[Data shown]:

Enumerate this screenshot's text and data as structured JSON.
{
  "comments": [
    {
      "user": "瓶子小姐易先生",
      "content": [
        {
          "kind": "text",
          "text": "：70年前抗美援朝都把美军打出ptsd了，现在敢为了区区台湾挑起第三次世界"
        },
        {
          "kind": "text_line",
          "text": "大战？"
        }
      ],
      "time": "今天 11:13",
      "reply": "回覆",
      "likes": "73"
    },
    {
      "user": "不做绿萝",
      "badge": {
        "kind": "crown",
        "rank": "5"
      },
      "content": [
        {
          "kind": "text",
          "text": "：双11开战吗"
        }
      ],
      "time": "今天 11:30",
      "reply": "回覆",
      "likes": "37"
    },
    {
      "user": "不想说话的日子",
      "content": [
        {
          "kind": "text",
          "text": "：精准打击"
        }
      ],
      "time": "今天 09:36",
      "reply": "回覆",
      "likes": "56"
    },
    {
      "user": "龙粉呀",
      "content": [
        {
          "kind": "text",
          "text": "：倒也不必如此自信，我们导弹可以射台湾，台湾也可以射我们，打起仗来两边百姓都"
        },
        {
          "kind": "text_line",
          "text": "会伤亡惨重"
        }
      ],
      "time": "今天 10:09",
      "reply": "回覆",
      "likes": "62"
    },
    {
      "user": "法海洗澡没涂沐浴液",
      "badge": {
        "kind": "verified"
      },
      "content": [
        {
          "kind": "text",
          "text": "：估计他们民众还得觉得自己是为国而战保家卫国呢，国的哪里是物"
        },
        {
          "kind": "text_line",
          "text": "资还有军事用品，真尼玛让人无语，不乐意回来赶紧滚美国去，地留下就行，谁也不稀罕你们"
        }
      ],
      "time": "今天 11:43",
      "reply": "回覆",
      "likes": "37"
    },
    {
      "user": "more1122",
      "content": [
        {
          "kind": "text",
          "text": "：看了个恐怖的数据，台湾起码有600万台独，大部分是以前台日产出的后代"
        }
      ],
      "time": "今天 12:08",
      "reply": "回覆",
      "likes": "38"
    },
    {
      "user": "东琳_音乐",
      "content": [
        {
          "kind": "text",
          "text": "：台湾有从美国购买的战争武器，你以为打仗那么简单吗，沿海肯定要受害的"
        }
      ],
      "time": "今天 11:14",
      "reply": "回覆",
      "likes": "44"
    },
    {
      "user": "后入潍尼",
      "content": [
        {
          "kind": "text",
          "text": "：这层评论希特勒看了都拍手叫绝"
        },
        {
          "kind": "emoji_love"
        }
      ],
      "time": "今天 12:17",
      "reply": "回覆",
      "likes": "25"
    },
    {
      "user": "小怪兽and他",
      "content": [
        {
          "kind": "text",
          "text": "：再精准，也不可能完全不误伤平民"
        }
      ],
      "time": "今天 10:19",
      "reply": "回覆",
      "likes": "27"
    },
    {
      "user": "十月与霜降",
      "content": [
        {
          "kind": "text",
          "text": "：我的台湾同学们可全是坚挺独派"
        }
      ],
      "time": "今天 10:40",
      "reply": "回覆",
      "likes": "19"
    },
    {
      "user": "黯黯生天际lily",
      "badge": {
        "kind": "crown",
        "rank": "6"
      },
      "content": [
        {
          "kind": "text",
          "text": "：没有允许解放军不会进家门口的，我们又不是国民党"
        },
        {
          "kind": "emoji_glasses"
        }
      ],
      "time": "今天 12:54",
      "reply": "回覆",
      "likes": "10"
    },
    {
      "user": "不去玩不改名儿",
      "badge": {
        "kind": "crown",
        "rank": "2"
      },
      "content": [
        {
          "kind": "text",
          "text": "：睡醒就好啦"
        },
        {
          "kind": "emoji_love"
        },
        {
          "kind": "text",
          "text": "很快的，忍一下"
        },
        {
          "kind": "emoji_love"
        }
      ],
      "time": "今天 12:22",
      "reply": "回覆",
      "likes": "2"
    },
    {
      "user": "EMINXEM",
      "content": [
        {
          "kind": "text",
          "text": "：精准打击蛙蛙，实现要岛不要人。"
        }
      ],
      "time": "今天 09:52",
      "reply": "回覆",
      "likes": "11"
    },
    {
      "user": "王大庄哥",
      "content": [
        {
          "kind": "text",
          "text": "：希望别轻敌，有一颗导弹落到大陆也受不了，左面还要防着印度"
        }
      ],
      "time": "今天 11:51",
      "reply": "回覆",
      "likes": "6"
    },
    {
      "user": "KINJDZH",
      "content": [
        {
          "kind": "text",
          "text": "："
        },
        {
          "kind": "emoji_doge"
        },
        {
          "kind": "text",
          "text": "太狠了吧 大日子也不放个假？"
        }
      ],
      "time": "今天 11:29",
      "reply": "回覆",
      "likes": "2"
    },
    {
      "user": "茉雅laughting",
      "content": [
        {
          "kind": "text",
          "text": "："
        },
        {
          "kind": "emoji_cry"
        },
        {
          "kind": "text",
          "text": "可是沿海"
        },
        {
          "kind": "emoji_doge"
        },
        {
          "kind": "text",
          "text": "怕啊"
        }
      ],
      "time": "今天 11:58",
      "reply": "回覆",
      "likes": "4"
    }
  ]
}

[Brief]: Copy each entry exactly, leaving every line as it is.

[Answer section]:
Enumerate this screenshot's text and data as structured JSON.
{
  "comments": [
    {
      "user": "瓶子小姐易先生",
      "content": [
        {
          "kind": "text",
          "text": "：70年前抗美援朝都把美军打出ptsd了，现在敢为了区区台湾挑起第三次世界"
        },
        {
          "kind": "text_line",
          "text": "大战？"
        }
      ],
      "time": "今天 11:13",
      "reply": "回覆",
      "likes": "73"
    },
    {
      "user": "不做绿萝",
      "badge": {
        "kind": "crown",
        "rank": "5"
      },
      "content": [
        {
          "kind": "text",
          "text": "：双11开战吗"
        }
      ],
      "time": "今天 11:30",
      "reply": "回覆",
      "likes": "37"
    },
    {
      "user": "不想说话的日子",
      "content": [
        {
          "kind": "text",
          "text": "：精准打击"
        }
      ],
      "time": "今天 09:36",
      "reply": "回覆",
      "likes": "56"
    },
    {
      "user": "龙粉呀",
      "content": [
        {
          "kind": "text",
          "text": "：倒也不必如此自信，我们导弹可以射台湾，台湾也可以射我们，打起仗来两边百姓都"
        },
        {
          "kind": "text_line",
          "text": "会伤亡惨重"
        }
      ],
      "time": "今天 10:09",
      "reply": "回覆",
      "likes": "62"
    },
    {
      "user": "法海洗澡没涂沐浴液",
      "badge": {
        "kind": "verified"
      },
      "content": [
        {
          "kind": "text",
          "text": "：估计他们民众还得觉得自己是为国而战保家卫国呢，国的哪里是物"
        },
        {
          "kind": "text_line",
          "text": "资还有军事用品，真尼玛让人无语，不乐意回来赶紧滚美国去，地留下就行，谁也不稀罕你们"
        }
      ],
      "time": "今天 11:43",
      "reply": "回覆",
      "likes": "37"
    },
    {
      "user": "more1122",
      "content": [
        {
          "kind": "text",
          "text": "：看了个恐怖的数据，台湾起码有600万台独，大部分是以前台日产出的后代"
        }
      ],
      "time": "今天 12:08",
      "reply": "回覆",
      "likes": "38"
    },
    {
      "user": "东琳_音乐",
      "content": [
        {
          "kind": "text",
          "text": "：台湾有从美国购买的战争武器，你以为打仗那么简单吗，沿海肯定要受害的"
        }
      ],
      "time": "今天 11:14",
      "reply": "回覆",
      "likes": "44"
    },
    {
      "user": "后入潍尼",
      "content": [
        {
          "kind": "text",
          "text": "：这层评论希特勒看了都拍手叫绝"
        },
        {
          "kind": "emoji_love"
        }
      ],
      "time": "今天 12:17",
      "reply": "回覆",
      "likes": "25"
    },
    {
      "user": "小怪兽and他",
      "content": [
        {
          "kind": "text",
          "text": "：再精准，也不可能完全不误伤平民"
        }
      ],
      "time": "今天 10:19",
      "reply": "回覆",
      "likes": "27"
    },
    {
      "user": "十月与霜降",
      "content": [
        {
          "kind": "text",
          "text": "：我的台湾同学们可全是坚挺独派"
        }
      ],
      "time": "今天 10:40",
      "reply": "回覆",
      "likes": "19"
    },
    {
      "user": "黯黯生天际lily",
      "badge": {
        "kind": "crown",
        "rank": "6"
      },
      "content": [
        {
          "kind": "text",
          "text": "：没有允许解放军不会进家门口的，我们又不是国民党"
        },
        {
          "kind": "emoji_glasses"
        }
      ],
      "time": "今天 12:54",
      "reply": "回覆",
      "likes": "10"
    },
    {
      "user": "不去玩不改名儿",
      "badge": {
        "kind": "crown",
        "rank": "2"
      },
      "content": [
        {
          "kind": "text",
          "text": "：睡醒就好啦"
        },
        {
          "kind": "emoji_love"
        },
        {
          "kind": "text",
          "text": "很快的，忍一下"
        },
        {
          "kind": "emoji_love"
        }
      ],
      "time": "今天 12:22",
      "reply": "回覆",
      "likes": "2"
    },
    {
      "user": "EMINXEM",
      "content": [
        {
          "kind": "text",
          "text": "：精准打击蛙蛙，实现要岛不要人。"
        }
      ],
      "time": "今天 09:52",
      "reply": "回覆",
      "likes": "11"
    },
    {
      "user": "王大庄哥",
      "content": [
        {
          "kind": "text",
          "text": "：希望别轻敌，有一颗导弹落到大陆也受不了，左面还要防着印度"
        }
      ],
      "time": "今天 11:51",
      "reply": "回覆",
      "likes": "6"
    },
    {
      "user": "KINJDZH",
      "content": [
        {
          "kind": "text",
          "text": "："
        },
        {
          "kind": "emoji_doge"
        },
        {
          "kind": "text",
          "text": "太狠了吧 大日子也不放个假？"
        }
      ],
      "time": "今天 11:29",
      "reply": "回覆",
      "likes": "2"
    },
    {
      "user": "茉雅laughting",
      "content": [
        {
          "kind": "text",
          "text": "："
        },
        {
          "kind": "emoji_cry"
        },
        {
          "kind": "text",
          "text": "可是沿海"
        },
        {
          "kind": "emoji_doge"
        },
        {
          "kind": "text",
          "text": "怕啊"
        }
      ],
      "time": "今天 11:58",
      "reply": "回覆",
      "likes": "4"
    }
  ]
}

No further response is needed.